Spanish Cultural References
I came across this sentence:
"Las modas se caracterizan por ser efímeras, y en algunas ocasiones son cíclicas, aparecen una y otra vez como el Guadiana."
Which translates to,
"Fads are characterized by being short-lived, and are sometimes cyclical, appearing now and then like the Guadiana."
The Guadiana is a river in Spain known for flowing intermittently. Of course, most people living outside of Spain and Portugal wouldn't even know what a guadiana is. What is the best course of action here? Adding a footnote explaining the reference(against the owl's liking)? Or replacing it with an American equivalent (if one even exists)?
I aim to translate to the target language in a way that best captures the intent of the author; in a way that the language flows well and is enjoyable to read.
We see from machine translation how terrible 'literal translation' is. Translations require choices, which are sometimes extremely difficult to make; as can be seen with preferences among multiple translations of popular books.
I would not explain the Spanish river, but look to capture the tone of the text with the closest English equivalent. At times, as with many idioms, there is no 'correct' translation, but rather, a 'best effort' intent to bring the author's tone and meaning to the target language.
I like GoodandPlenty's answer . If I were translating , I would leave the "Guardiana " in , and inquisitive people can track down the reference , and those who don't care to do that can perhaps intuit the reference .
In the French and German course I tend to add some short explanation between brackets. And I also tend to not translate names in those languages, putting the translation between brackets. Keep in mind that we can't make hyperlinks in our translations.
Hmm. What about jokes that only make sense in Spanish like:
>Las tres clases de personas más involucradas en el nacimiento o propagación de una moda o tendencia social son los mavens, los vendedores y los conectores.
>No, no son especies alienígenas de Star Trek o de Babylon 5.
>The three kinds of people who are most involved in the birth or propagation of a fad or social trend are mavens, salesmen, and connectors.
>No, they're not alien species from Star Trek or Babylon 5.
I'm guessing in Spanish, mavens, vendedores, and conectores sound like alien species, as opposed to "salesmen". Unless that's the joke...
I think the joke there is perhaps more that they are considered to be a type of alien species by teenagers and young adults - maven is another word for judge/arbiter/referee or an expert in a particular field , though I have no idea what is meant by 'connectors' - conductors?
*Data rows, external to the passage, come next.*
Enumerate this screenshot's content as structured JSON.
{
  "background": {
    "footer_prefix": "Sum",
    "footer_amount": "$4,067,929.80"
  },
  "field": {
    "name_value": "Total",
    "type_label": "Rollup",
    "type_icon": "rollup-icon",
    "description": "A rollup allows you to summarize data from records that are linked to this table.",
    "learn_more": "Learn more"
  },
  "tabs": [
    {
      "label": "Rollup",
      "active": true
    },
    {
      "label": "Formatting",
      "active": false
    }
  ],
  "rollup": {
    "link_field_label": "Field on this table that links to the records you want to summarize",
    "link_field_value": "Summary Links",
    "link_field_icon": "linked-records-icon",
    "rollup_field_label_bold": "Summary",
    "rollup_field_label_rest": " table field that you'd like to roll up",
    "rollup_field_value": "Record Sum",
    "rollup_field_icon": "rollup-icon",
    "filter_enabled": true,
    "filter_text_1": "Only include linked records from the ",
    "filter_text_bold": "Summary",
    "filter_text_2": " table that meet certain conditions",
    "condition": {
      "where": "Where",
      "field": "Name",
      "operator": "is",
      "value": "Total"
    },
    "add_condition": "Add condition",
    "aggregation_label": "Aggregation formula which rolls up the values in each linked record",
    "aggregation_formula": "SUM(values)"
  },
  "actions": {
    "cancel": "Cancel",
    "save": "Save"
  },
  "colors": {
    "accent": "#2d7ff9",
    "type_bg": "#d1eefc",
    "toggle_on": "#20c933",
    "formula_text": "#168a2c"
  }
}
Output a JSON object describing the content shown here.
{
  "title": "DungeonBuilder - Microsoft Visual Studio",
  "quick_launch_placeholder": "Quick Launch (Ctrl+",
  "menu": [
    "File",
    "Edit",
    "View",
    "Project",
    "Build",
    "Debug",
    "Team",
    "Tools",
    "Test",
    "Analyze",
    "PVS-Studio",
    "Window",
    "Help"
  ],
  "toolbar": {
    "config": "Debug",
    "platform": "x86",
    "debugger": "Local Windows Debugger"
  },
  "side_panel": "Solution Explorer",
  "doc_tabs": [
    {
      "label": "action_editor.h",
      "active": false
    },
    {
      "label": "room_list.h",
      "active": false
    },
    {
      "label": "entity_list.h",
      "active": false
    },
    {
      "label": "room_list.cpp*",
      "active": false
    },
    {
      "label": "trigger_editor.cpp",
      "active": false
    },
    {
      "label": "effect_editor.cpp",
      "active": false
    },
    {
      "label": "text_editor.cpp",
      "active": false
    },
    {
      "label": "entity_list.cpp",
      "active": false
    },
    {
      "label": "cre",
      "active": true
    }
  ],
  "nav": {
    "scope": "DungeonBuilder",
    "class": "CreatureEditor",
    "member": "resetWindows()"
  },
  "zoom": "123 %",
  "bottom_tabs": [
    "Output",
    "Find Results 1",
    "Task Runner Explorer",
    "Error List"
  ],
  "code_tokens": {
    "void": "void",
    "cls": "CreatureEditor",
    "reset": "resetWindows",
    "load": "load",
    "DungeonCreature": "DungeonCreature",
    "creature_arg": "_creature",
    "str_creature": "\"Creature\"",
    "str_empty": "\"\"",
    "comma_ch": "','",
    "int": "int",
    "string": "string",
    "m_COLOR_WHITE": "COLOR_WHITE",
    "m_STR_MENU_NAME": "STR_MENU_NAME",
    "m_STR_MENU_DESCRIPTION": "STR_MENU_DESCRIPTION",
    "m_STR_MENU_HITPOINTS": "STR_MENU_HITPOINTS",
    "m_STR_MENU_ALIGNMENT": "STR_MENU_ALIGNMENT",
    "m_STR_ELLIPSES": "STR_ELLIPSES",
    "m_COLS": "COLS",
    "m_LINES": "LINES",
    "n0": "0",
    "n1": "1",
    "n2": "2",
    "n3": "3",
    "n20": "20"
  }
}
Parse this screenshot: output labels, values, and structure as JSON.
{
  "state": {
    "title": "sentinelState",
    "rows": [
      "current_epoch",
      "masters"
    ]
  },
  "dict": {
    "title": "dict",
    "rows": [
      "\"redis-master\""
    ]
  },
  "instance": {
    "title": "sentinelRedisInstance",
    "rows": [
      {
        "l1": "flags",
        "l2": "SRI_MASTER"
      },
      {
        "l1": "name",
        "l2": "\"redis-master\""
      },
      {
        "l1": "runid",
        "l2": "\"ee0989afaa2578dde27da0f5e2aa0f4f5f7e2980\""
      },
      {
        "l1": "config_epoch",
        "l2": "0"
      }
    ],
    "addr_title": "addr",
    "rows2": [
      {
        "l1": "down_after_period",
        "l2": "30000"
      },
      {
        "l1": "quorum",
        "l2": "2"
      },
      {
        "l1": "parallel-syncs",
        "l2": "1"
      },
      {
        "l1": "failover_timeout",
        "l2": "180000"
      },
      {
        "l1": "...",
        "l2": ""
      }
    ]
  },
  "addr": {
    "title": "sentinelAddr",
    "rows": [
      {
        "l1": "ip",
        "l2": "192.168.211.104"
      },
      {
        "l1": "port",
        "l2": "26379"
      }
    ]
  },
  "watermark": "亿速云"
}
However, it's hard to say what might be the best way to approach the translation without knowing the context of the rest of the article.
"Las moda se caracterizan por ser efímeras, y en algunas ocasiones son cíclicas, aparecen una y otra vez como el Guadiana."
I think the correct translation would be something like:
Fashions are characterized by being short-lived, and sometimes cyclical, appearing over and over like a river.
The author is saying that fashions don't last long, and are repetitive. He's like mocking and being ironic about it, like not taking fashion seriously.